"This is an absorbing book that puts flesh on the bones of recent identifiable trends in American nonbelief and, in turn, profoundly questions the assumption of a 'spiritual turn' in Western societies. Moreover, it provides distinctive insights into the complexities of belief, nonbelief, doubt and scepticism."--Social Forces
"Zuckerman here builds on his previous work which examined 'Society without God,' that is, Nordic countries which rank amongst the least religious places in the world. In this book he combines qualitative interviews and rich descriptions to produce an interesting and well written book."--Catholic Books Review
"The interview data are valuable for research on irreligion in America. The book will probably be enjoyed most by readers who, like Zuckerman's subjects, have lost their religion. These readers are likely to feel encouraged that they are not alone, that it takes courage to do what they have done, and that life can be good without religion."--Sociology of Religion
About the Author
is Professor of Sociology at Pitzer College. He is the author of Society without God: What the Least Religious Nations Can Tell Us about Contentment, Atheism and Secularity,
and Invitation to the Sociology of Religion.
Table of Contents
Chapter One: Mother was an Exorcist
Chapter Two: Stopped Making Sense
Chapter Three: Misfortune
Chapter Four: To be Mormon, or Not to Be
Chapter Five: Sex and Secularity
Chapter Six: Others
Chapter Seven: Jail, Food Stamps, and Atheism
Chapter Eight: The Apostate Worldview
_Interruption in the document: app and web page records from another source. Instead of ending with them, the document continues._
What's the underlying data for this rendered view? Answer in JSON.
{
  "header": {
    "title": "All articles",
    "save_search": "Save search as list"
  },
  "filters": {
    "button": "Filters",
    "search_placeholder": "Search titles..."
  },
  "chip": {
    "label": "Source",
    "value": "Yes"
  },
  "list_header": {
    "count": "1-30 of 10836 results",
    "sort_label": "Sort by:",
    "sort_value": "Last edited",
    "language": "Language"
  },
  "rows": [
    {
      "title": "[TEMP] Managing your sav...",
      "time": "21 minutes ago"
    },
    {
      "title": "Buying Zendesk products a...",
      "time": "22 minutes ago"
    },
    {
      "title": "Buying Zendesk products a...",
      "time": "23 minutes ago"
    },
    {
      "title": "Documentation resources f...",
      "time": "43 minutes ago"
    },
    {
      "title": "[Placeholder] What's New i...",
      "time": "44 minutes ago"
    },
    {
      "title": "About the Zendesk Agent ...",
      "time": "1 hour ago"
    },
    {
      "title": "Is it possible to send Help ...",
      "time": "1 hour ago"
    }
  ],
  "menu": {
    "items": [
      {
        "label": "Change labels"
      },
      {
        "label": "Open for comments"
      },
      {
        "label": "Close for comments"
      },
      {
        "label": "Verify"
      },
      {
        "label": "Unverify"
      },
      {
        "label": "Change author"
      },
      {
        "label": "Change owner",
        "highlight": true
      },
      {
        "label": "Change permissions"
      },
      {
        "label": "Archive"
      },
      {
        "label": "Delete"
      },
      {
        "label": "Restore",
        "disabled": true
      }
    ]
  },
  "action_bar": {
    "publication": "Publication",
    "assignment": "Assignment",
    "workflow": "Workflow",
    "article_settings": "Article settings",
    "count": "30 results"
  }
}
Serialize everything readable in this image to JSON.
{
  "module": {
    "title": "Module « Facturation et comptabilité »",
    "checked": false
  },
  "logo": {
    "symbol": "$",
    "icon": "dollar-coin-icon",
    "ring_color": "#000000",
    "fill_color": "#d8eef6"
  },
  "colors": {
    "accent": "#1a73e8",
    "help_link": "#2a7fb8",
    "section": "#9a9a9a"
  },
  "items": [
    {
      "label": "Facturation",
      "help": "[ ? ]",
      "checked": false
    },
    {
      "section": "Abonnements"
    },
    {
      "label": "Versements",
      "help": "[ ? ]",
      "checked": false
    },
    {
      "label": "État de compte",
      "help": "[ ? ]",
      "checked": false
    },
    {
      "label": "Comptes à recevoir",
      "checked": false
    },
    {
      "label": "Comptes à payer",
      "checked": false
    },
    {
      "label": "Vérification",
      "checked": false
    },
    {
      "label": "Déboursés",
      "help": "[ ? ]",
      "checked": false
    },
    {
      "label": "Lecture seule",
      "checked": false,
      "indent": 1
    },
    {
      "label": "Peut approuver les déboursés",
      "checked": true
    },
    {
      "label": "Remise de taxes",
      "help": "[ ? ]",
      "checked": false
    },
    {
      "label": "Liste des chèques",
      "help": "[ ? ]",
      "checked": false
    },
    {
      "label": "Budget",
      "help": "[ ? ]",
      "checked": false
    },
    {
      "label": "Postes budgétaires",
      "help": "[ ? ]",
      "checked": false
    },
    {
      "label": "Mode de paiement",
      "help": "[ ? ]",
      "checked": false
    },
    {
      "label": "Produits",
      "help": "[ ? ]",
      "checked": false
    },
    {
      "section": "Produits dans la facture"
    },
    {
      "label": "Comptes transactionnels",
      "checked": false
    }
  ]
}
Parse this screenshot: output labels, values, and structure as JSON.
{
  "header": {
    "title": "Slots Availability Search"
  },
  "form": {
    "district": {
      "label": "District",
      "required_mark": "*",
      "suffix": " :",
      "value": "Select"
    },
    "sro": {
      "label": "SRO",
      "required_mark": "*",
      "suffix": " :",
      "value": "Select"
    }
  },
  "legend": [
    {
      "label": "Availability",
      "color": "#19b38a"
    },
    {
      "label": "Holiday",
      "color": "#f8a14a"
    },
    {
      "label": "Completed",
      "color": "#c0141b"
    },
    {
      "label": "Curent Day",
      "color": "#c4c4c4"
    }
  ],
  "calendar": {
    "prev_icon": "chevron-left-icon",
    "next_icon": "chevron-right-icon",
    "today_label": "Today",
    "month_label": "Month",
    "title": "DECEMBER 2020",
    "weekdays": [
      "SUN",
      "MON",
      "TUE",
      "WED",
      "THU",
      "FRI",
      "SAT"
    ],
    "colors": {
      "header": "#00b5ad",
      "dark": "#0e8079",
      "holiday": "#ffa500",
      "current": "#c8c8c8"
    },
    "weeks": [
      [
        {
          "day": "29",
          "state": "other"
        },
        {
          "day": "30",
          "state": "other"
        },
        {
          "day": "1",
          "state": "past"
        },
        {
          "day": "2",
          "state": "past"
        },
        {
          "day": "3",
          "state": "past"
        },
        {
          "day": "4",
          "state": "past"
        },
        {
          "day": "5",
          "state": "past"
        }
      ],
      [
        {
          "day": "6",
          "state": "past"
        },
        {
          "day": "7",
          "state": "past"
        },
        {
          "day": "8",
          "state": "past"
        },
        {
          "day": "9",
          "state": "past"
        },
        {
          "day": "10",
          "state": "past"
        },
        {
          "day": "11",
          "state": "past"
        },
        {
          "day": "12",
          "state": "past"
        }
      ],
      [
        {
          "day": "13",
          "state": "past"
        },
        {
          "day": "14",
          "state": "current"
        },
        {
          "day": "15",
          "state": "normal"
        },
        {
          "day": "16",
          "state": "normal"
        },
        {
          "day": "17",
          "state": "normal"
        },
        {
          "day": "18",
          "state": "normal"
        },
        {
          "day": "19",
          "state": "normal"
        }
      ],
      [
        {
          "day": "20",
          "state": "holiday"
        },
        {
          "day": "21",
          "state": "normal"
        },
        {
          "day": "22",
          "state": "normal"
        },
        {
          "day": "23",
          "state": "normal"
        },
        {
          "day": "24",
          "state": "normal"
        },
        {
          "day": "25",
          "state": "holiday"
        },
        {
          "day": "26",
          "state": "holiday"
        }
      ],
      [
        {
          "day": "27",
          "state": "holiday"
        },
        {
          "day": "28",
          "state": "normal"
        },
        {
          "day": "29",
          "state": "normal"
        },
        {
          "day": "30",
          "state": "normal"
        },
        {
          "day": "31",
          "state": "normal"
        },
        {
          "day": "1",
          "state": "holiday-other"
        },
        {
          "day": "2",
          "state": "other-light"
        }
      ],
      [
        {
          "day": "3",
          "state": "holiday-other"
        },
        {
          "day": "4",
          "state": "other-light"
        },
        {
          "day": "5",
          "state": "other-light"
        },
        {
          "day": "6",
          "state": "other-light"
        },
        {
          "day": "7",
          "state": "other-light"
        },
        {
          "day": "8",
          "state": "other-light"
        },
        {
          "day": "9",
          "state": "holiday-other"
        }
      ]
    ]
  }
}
Chapter Nine: All in the Family?
Chapter Ten: How and Why People Reject Religion
Appendix: Research Methods and Sample Characteristics